The Marton community came together at the Safe n Sound concert in Marton Park on Saturday to talk about the spate of suicides and attempted suicides in the town in recent months.
This the town's second such public event in 18 years. A similar event in 1996 followed the suicides of four young people under the Bulls Bridge.
Nga tai O Te Awa suicide prevention officer Vince Potaka said throughout the central region there was a rising problem with suicide, particularly with middle-age men.
In Marton three men aged 19, 52 and 24 had committed suicide in the town in the past three months and a fourth man aged in his mid-30s, committed suicide in April, he said.
"But there have been eight attempted suicides here in Marton - all men."
He believes depression is a big problem for men because they think it's weak to talk about being depressed and struggle on without telling anyone, getting deeper into a black place.
"We, as a community, need to come together to get it out in the open and talk about preventing suicide, because if we're talking then those people suffering in the dark can know they're not crazy, that they can be helped. It really upsets me when a guy tells me he can't say anything because everyone will think he's mad."
Organiser of the previous concert in 1996, Gypsy Wright said he was worried about the amount of P (methamphet-amine) being smoked by all ages, and people from all walks of life in the town.
"Two of these deaths were linked to P ... . it's really dangerous stuff."
Marton youth agencies are moving now to help their young, in particular, who can make wrong decisions very quickly in an emotional cauldron, Rangitikei Youth Toni Giddens said.
And Marton Junction School principal Vanessa Te Ua said she worries constantly about her own children and her students because of the danger of drugs and suicidal behaviour.

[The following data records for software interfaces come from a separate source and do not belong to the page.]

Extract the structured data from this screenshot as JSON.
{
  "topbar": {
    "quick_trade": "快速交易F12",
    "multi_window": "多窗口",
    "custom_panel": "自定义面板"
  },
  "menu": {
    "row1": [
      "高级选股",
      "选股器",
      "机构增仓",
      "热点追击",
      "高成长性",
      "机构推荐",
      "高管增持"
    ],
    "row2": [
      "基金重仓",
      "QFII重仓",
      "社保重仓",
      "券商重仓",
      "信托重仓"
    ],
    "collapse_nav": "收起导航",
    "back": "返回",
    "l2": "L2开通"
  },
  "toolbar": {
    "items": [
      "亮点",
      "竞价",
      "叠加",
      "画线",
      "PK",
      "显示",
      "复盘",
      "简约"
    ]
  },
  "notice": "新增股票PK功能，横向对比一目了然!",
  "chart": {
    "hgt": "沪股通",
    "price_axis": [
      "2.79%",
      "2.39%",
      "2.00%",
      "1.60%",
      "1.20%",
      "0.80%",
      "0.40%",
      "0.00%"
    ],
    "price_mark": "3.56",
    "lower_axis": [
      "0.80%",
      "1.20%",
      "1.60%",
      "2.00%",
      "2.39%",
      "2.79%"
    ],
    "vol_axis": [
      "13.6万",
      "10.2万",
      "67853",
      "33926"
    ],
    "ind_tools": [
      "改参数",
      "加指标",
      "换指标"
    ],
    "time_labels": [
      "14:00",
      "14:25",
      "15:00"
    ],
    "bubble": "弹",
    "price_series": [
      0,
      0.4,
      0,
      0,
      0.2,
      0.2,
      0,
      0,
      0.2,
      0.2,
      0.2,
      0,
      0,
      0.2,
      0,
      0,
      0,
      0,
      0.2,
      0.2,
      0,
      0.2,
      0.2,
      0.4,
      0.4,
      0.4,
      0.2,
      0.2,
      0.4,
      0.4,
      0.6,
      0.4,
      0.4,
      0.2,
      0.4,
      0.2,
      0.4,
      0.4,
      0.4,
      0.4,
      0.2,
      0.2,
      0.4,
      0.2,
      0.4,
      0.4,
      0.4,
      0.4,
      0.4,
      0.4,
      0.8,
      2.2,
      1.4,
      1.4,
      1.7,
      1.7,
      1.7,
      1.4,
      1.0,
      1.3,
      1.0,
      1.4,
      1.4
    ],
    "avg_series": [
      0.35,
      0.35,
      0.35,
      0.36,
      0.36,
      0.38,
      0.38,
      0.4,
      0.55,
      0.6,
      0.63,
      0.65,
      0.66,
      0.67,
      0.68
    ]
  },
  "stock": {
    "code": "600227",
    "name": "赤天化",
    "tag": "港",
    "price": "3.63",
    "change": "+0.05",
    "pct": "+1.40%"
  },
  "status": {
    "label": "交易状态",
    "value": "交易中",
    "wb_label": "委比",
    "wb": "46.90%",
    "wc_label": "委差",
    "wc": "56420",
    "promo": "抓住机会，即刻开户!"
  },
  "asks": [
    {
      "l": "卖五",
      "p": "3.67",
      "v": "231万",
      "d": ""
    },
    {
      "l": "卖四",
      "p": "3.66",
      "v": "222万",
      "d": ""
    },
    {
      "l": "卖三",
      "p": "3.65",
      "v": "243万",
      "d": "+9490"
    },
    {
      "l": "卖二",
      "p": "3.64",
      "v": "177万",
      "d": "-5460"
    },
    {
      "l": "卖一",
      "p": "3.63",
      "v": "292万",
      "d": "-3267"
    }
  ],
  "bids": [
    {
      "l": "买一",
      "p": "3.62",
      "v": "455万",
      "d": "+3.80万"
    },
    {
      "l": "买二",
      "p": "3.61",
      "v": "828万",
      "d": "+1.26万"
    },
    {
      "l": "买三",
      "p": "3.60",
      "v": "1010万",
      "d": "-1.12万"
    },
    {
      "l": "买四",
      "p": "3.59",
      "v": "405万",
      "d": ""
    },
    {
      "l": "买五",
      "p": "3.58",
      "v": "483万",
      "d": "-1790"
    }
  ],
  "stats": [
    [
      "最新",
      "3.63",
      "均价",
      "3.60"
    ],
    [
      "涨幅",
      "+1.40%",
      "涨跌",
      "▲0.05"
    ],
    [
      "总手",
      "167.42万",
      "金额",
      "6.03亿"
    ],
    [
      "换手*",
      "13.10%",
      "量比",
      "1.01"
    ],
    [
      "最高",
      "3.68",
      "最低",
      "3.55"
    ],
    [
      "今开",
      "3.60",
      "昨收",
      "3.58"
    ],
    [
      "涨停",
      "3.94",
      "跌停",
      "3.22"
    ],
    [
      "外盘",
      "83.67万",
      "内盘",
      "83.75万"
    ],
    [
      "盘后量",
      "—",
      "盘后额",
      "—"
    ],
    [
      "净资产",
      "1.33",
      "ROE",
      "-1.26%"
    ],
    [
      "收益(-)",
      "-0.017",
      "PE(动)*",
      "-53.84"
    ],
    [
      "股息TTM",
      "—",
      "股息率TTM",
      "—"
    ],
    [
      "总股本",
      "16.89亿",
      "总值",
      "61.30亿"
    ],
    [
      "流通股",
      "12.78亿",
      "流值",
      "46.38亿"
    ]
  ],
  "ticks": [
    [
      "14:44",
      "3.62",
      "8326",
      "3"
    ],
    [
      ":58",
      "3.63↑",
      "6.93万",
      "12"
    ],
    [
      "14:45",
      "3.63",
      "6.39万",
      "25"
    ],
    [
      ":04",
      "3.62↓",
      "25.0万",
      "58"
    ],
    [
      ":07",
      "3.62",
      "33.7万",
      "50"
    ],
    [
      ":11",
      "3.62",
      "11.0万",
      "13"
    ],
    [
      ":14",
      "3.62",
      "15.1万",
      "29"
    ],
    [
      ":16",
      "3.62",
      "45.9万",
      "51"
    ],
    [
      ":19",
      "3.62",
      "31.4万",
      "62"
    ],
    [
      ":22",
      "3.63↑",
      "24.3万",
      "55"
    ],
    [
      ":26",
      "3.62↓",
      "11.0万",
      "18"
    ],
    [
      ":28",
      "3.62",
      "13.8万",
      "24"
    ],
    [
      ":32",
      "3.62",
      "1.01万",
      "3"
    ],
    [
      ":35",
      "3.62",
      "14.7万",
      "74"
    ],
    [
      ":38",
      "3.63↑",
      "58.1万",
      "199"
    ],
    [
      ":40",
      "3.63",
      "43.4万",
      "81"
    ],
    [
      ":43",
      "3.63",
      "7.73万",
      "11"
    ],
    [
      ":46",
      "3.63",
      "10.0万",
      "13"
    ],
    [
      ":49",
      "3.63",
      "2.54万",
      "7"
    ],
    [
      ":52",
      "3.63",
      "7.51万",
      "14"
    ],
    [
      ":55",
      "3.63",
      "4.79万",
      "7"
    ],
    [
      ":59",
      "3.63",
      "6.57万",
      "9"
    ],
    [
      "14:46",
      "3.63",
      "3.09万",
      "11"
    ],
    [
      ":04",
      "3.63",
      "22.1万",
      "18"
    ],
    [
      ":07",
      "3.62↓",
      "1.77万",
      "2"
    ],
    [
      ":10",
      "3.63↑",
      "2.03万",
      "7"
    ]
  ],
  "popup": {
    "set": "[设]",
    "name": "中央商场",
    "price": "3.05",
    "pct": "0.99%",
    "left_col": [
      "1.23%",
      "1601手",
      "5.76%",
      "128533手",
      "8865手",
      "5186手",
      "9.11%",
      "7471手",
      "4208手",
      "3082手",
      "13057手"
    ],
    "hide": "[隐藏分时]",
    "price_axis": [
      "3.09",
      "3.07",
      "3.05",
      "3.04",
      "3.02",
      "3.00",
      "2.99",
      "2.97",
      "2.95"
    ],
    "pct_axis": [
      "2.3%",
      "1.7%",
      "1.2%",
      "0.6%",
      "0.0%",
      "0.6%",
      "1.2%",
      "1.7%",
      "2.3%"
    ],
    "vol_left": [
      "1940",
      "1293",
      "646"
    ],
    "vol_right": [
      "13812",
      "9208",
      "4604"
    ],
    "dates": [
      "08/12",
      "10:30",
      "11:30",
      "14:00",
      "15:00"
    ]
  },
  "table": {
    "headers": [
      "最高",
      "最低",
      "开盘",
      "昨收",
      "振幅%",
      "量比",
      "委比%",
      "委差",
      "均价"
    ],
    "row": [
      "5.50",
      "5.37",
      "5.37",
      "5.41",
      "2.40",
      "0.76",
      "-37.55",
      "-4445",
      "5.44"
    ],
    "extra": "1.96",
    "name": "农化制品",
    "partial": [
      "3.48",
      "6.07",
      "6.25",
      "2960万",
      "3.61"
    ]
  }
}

"Community days like this are important with whanau all here and everyone knowing why we're here, talking openly."